Mine Centre School took a closer look at the traditions and life of Northwestern Ontario’s first peoples during its fifth-annual “Native Culture Day” last Friday.
Principal Brian Love said the entire community was invited to the event, which included workshops, a feast, and a traditional pow-wow.
“The focus is on traditional skills, dance, art [and] they learn survival skills," Love said. "This was our best one yet.”
Residents from Seine River and Nicickousemenecaning ran the workshops for the students.
“Some were grade specific and some had [grade] ones through eights working together," Love said. "I think that’s great, too—the older ones helping the younger ones.”
Considering about 90 percent of the school’s population is native, having Native Culture Day seems like a natural thing to do to teach the students more about their ancestry.
But the event is something all students look forward to, Love stressed, whether they’re native or not.
“It’s a real positive learning experience," he said. "I know my boys enjoyed it. They were talking about it at home.”
The biggest benefit from it all probably comes from the students’ interaction with community members, Love said.
“We had an elder come in from Seine River who talked about the need for learning and traditional learning," Love said. ”I think it’s an impact for the kids to see that—have people come in from the community.
“The whole community gets involved in our school," he stressed. "I think that’s really important.”
Up until now, Native Culture Day has been celebrated by Mine Centre School and the surrounding community alone. But Love said it might be time to bring in another school next year.

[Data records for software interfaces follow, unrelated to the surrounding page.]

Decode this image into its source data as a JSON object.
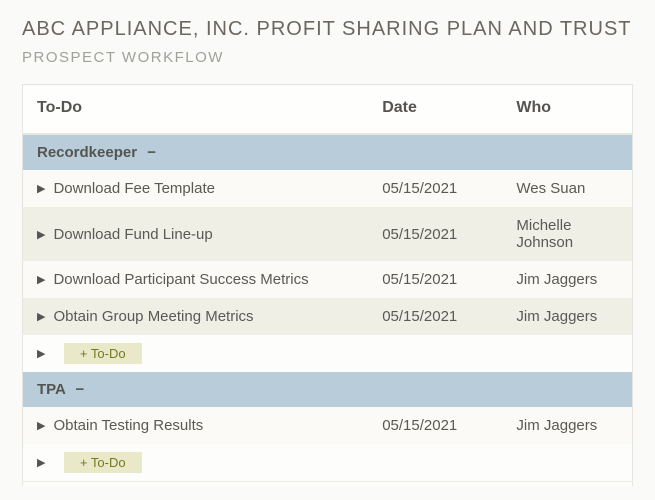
{
  "page_title": "ABC APPLIANCE, INC. PROFIT SHARING PLAN AND TRUST",
  "subtitle": "PROSPECT WORKFLOW",
  "columns": {
    "todo": "To-Do",
    "date": "Date",
    "who": "Who"
  },
  "sections": [
    {
      "name": "Recordkeeper",
      "items": [
        {
          "label": "Download Fee Template",
          "date": "05/15/2021",
          "who": "Wes Suan"
        },
        {
          "label": "Download Fund Line-up",
          "date": "05/15/2021",
          "who": "Michelle Johnson"
        },
        {
          "label": "Download Participant Success Metrics",
          "date": "05/15/2021",
          "who": "Jim Jaggers"
        },
        {
          "label": "Obtain Group Meeting Metrics",
          "date": "05/15/2021",
          "who": "Jim Jaggers"
        }
      ],
      "add_label": "+ To-Do"
    },
    {
      "name": "TPA",
      "items": [
        {
          "label": "Obtain Testing Results",
          "date": "05/15/2021",
          "who": "Jim Jaggers"
        }
      ],
      "add_label": "+ To-Do"
    }
  ]
}
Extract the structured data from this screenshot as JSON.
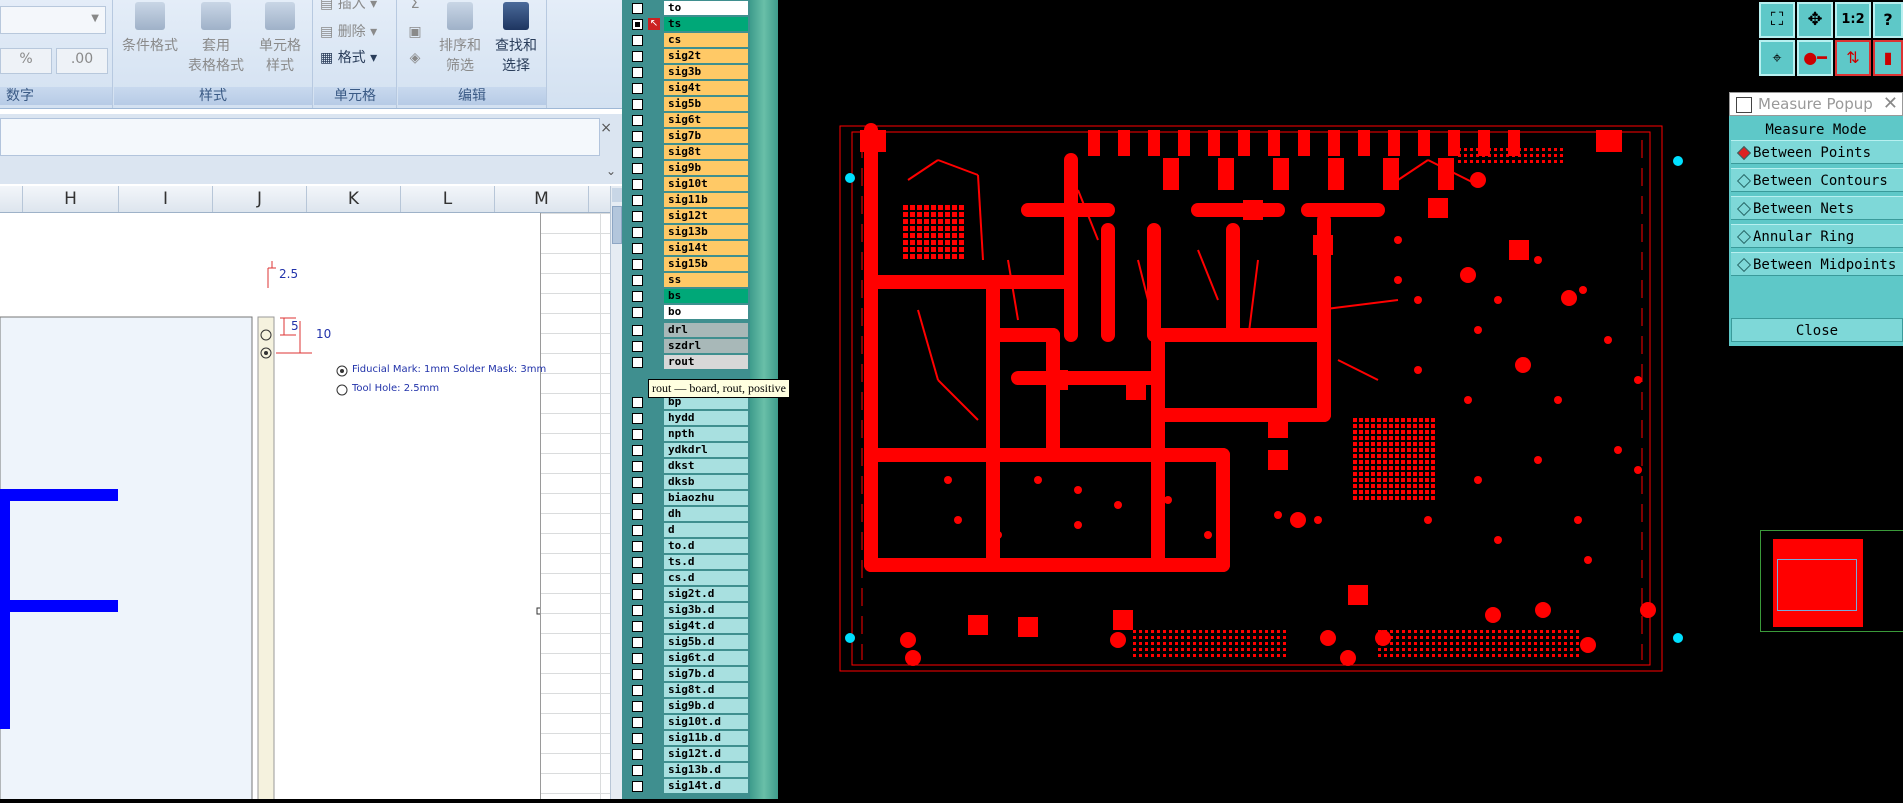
{
  "excel": {
    "ribbon": {
      "number_group_label": "数字",
      "percent": "%",
      "decimal": ".00",
      "styles": {
        "label": "样式",
        "conditional": "条件格式",
        "table_format_1": "套用",
        "table_format_2": "表格格式",
        "cell_style_1": "单元格",
        "cell_style_2": "样式"
      },
      "cells": {
        "label": "单元格",
        "insert": "插入",
        "delete": "删除",
        "format": "格式"
      },
      "editing": {
        "label": "编辑",
        "sigma": "Σ",
        "sort_1": "排序和",
        "sort_2": "筛选",
        "find_1": "查找和",
        "find_2": "选择"
      }
    },
    "formula_close": "×",
    "columns": [
      "H",
      "I",
      "J",
      "K",
      "L",
      "M"
    ],
    "drawing": {
      "dim_top": "2.5",
      "dim_mid": "5",
      "dim_right": "10",
      "legend_fiducial": "Fiducial Mark: 1mm  Solder Mask: 3mm",
      "legend_tool": "Tool Hole: 2.5mm",
      "big_letter": "F"
    }
  },
  "layers": {
    "board": [
      {
        "name": "to",
        "color": "#ffffff"
      },
      {
        "name": "ts",
        "color": "#00a878"
      },
      {
        "name": "cs",
        "color": "#ffc966"
      },
      {
        "name": "sig2t",
        "color": "#ffc966"
      },
      {
        "name": "sig3b",
        "color": "#ffc966"
      },
      {
        "name": "sig4t",
        "color": "#ffc966"
      },
      {
        "name": "sig5b",
        "color": "#ffc966"
      },
      {
        "name": "sig6t",
        "color": "#ffc966"
      },
      {
        "name": "sig7b",
        "color": "#ffc966"
      },
      {
        "name": "sig8t",
        "color": "#ffc966"
      },
      {
        "name": "sig9b",
        "color": "#ffc966"
      },
      {
        "name": "sig10t",
        "color": "#ffc966"
      },
      {
        "name": "sig11b",
        "color": "#ffc966"
      },
      {
        "name": "sig12t",
        "color": "#ffc966"
      },
      {
        "name": "sig13b",
        "color": "#ffc966"
      },
      {
        "name": "sig14t",
        "color": "#ffc966"
      },
      {
        "name": "sig15b",
        "color": "#ffc966"
      },
      {
        "name": "ss",
        "color": "#ffc966"
      },
      {
        "name": "bs",
        "color": "#00a878"
      },
      {
        "name": "bo",
        "color": "#ffffff"
      }
    ],
    "drill": [
      {
        "name": "drl",
        "color": "#a8b8b8"
      },
      {
        "name": "szdrl",
        "color": "#a8b8b8"
      },
      {
        "name": "rout",
        "color": "#d8d8d8"
      }
    ],
    "misc": [
      {
        "name": "bp",
        "color": "#a8e0e0"
      },
      {
        "name": "hydd",
        "color": "#a8e0e0"
      },
      {
        "name": "npth",
        "color": "#a8e0e0"
      },
      {
        "name": "ydkdrl",
        "color": "#a8e0e0"
      },
      {
        "name": "dkst",
        "color": "#a8e0e0"
      },
      {
        "name": "dksb",
        "color": "#a8e0e0"
      },
      {
        "name": "biaozhu",
        "color": "#a8e0e0"
      },
      {
        "name": "dh",
        "color": "#a8e0e0"
      },
      {
        "name": "d",
        "color": "#a8e0e0"
      },
      {
        "name": "to.d",
        "color": "#a8e0e0"
      },
      {
        "name": "ts.d",
        "color": "#a8e0e0"
      },
      {
        "name": "cs.d",
        "color": "#a8e0e0"
      },
      {
        "name": "sig2t.d",
        "color": "#a8e0e0"
      },
      {
        "name": "sig3b.d",
        "color": "#a8e0e0"
      },
      {
        "name": "sig4t.d",
        "color": "#a8e0e0"
      },
      {
        "name": "sig5b.d",
        "color": "#a8e0e0"
      },
      {
        "name": "sig6t.d",
        "color": "#a8e0e0"
      },
      {
        "name": "sig7b.d",
        "color": "#a8e0e0"
      },
      {
        "name": "sig8t.d",
        "color": "#a8e0e0"
      },
      {
        "name": "sig9b.d",
        "color": "#a8e0e0"
      },
      {
        "name": "sig10t.d",
        "color": "#a8e0e0"
      },
      {
        "name": "sig11b.d",
        "color": "#a8e0e0"
      },
      {
        "name": "sig12t.d",
        "color": "#a8e0e0"
      },
      {
        "name": "sig13b.d",
        "color": "#a8e0e0"
      },
      {
        "name": "sig14t.d",
        "color": "#a8e0e0"
      }
    ],
    "tooltip": "rout — board, rout, positive"
  },
  "measure_popup": {
    "title": "Measure Popup",
    "mode_header": "Measure Mode",
    "options": [
      "Between Points",
      "Between Contours",
      "Between Nets",
      "Annular Ring",
      "Between Midpoints"
    ],
    "selected": "Between Points",
    "close_label": "Close"
  },
  "toolbar": {
    "zoom_ratio": "1:2",
    "help": "?"
  },
  "colors": {
    "pcb_copper": "#ff0000",
    "pcb_background": "#000000",
    "fiducial": "#00e0ff",
    "layer_panel": "#3f8f8f"
  }
}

“Up to know, we’ve been building our own program," he noted. "We might be at that stage where we would invite someone else.”